• [Problem statement] Extract each line of the data and write it out again exactly.

=== Begin Enclosure ===

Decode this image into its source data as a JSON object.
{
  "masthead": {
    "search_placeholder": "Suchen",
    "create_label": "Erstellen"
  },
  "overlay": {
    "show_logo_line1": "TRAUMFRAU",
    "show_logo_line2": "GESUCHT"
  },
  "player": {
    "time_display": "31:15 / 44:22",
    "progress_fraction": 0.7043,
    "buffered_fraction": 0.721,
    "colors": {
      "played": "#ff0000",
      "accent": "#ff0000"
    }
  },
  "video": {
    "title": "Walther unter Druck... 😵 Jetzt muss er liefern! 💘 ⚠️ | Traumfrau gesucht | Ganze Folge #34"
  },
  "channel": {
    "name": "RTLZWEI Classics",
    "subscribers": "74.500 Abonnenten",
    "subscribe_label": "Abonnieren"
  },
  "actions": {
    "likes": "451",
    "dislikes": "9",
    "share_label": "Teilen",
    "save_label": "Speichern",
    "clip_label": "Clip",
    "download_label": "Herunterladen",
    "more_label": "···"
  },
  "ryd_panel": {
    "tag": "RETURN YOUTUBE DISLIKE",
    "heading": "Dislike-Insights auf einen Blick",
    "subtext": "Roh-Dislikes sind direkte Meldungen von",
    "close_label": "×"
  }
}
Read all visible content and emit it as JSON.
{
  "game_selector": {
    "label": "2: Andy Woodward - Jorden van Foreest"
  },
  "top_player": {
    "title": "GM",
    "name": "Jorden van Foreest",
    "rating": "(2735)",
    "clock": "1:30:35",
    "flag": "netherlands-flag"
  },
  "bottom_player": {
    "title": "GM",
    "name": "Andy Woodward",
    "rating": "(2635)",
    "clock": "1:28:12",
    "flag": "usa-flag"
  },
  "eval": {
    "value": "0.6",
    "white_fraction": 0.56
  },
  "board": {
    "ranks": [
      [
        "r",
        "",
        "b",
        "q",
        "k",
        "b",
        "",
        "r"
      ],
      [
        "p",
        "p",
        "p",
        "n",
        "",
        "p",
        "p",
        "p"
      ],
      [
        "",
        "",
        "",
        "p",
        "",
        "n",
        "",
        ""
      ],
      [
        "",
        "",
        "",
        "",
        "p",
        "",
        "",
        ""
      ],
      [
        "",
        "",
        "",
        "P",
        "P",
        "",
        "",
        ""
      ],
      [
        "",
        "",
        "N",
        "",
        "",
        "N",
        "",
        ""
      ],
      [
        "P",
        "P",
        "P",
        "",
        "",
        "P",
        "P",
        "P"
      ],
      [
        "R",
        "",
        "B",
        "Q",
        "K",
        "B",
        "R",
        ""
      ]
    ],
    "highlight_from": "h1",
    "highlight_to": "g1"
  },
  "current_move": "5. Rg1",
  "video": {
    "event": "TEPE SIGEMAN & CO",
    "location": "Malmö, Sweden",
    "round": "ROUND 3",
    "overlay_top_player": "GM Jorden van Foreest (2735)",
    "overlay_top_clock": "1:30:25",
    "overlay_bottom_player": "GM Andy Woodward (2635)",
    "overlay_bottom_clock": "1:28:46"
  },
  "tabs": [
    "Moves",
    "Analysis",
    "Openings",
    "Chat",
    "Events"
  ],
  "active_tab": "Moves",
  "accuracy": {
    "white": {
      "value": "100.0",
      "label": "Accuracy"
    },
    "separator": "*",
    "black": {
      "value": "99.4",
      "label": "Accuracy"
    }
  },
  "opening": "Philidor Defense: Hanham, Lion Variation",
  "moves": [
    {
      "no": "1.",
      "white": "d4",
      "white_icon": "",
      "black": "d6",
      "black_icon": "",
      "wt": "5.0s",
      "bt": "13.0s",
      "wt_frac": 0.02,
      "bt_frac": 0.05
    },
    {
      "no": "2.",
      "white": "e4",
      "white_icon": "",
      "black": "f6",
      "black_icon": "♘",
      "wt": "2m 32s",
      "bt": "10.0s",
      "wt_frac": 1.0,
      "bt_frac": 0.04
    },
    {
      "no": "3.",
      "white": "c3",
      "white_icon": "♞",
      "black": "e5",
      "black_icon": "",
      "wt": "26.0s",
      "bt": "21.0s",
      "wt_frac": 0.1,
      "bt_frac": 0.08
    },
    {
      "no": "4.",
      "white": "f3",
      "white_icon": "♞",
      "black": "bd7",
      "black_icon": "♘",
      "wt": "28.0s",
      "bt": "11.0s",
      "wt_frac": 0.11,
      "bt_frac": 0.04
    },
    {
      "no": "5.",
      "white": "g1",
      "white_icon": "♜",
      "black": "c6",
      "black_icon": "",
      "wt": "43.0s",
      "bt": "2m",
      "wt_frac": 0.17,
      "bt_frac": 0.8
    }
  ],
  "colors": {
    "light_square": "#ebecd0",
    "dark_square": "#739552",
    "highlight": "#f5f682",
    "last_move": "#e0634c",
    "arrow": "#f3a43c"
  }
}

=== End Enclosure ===

• [Answer to this task]
Decode this image into its source data as a JSON object.
{
  "masthead": {
    "search_placeholder": "Suchen",
    "create_label": "Erstellen"
  },
  "overlay": {
    "show_logo_line1": "TRAUMFRAU",
    "show_logo_line2": "GESUCHT"
  },
  "player": {
    "time_display": "31:15 / 44:22",
    "progress_fraction": 0.7043,
    "buffered_fraction": 0.721,
    "colors": {
      "played": "#ff0000",
      "accent": "#ff0000"
    }
  },
  "video": {
    "title": "Walther unter Druck... 😵 Jetzt muss er liefern! 💘 ⚠️ | Traumfrau gesucht | Ganze Folge #34"
  },
  "channel": {
    "name": "RTLZWEI Classics",
    "subscribers": "74.500 Abonnenten",
    "subscribe_label": "Abonnieren"
  },
  "actions": {
    "likes": "451",
    "dislikes": "9",
    "share_label": "Teilen",
    "save_label": "Speichern",
    "clip_label": "Clip",
    "download_label": "Herunterladen",
    "more_label": "···"
  },
  "ryd_panel": {
    "tag": "RETURN YOUTUBE DISLIKE",
    "heading": "Dislike-Insights auf einen Blick",
    "subtext": "Roh-Dislikes sind direkte Meldungen von",
    "close_label": "×"
  }
}
Read all visible content and emit it as JSON.
{
  "game_selector": {
    "label": "2: Andy Woodward - Jorden van Foreest"
  },
  "top_player": {
    "title": "GM",
    "name": "Jorden van Foreest",
    "rating": "(2735)",
    "clock": "1:30:35",
    "flag": "netherlands-flag"
  },
  "bottom_player": {
    "title": "GM",
    "name": "Andy Woodward",
    "rating": "(2635)",
    "clock": "1:28:12",
    "flag": "usa-flag"
  },
  "eval": {
    "value": "0.6",
    "white_fraction": 0.56
  },
  "board": {
    "ranks": [
      [
        "r",
        "",
        "b",
        "q",
        "k",
        "b",
        "",
        "r"
      ],
      [
        "p",
        "p",
        "p",
        "n",
        "",
        "p",
        "p",
        "p"
      ],
      [
        "",
        "",
        "",
        "p",
        "",
        "n",
        "",
        ""
      ],
      [
        "",
        "",
        "",
        "",
        "p",
        "",
        "",
        ""
      ],
      [
        "",
        "",
        "",
        "P",
        "P",
        "",
        "",
        ""
      ],
      [
        "",
        "",
        "N",
        "",
        "",
        "N",
        "",
        ""
      ],
      [
        "P",
        "P",
        "P",
        "",
        "",
        "P",
        "P",
        "P"
      ],
      [
        "R",
        "",
        "B",
        "Q",
        "K",
        "B",
        "R",
        ""
      ]
    ],
    "highlight_from": "h1",
    "highlight_to": "g1"
  },
  "current_move": "5. Rg1",
  "video": {
    "event": "TEPE SIGEMAN & CO",
    "location": "Malmö, Sweden",
    "round": "ROUND 3",
    "overlay_top_player": "GM Jorden van Foreest (2735)",
    "overlay_top_clock": "1:30:25",
    "overlay_bottom_player": "GM Andy Woodward (2635)",
    "overlay_bottom_clock": "1:28:46"
  },
  "tabs": [
    "Moves",
    "Analysis",
    "Openings",
    "Chat",
    "Events"
  ],
  "active_tab": "Moves",
  "accuracy": {
    "white": {
      "value": "100.0",
      "label": "Accuracy"
    },
    "separator": "*",
    "black": {
      "value": "99.4",
      "label": "Accuracy"
    }
  },
  "opening": "Philidor Defense: Hanham, Lion Variation",
  "moves": [
    {
      "no": "1.",
      "white": "d4",
      "white_icon": "",
      "black": "d6",
      "black_icon": "",
      "wt": "5.0s",
      "bt": "13.0s",
      "wt_frac": 0.02,
      "bt_frac": 0.05
    },
    {
      "no": "2.",
      "white": "e4",
      "white_icon": "",
      "black": "f6",
      "black_icon": "♘",
      "wt": "2m 32s",
      "bt": "10.0s",
      "wt_frac": 1.0,
      "bt_frac": 0.04
    },
    {
      "no": "3.",
      "white": "c3",
      "white_icon": "♞",
      "black": "e5",
      "black_icon": "",
      "wt": "26.0s",
      "bt": "21.0s",
      "wt_frac": 0.1,
      "bt_frac": 0.08
    },
    {
      "no": "4.",
      "white": "f3",
      "white_icon": "♞",
      "black": "bd7",
      "black_icon": "♘",
      "wt": "28.0s",
      "bt": "11.0s",
      "wt_frac": 0.11,
      "bt_frac": 0.04
    },
    {
      "no": "5.",
      "white": "g1",
      "white_icon": "♜",
      "black": "c6",
      "black_icon": "",
      "wt": "43.0s",
      "bt": "2m",
      "wt_frac": 0.17,
      "bt_frac": 0.8
    }
  ],
  "colors": {
    "light_square": "#ebecd0",
    "dark_square": "#739552",
    "highlight": "#f5f682",
    "last_move": "#e0634c",
    "arrow": "#f3a43c"
  }
}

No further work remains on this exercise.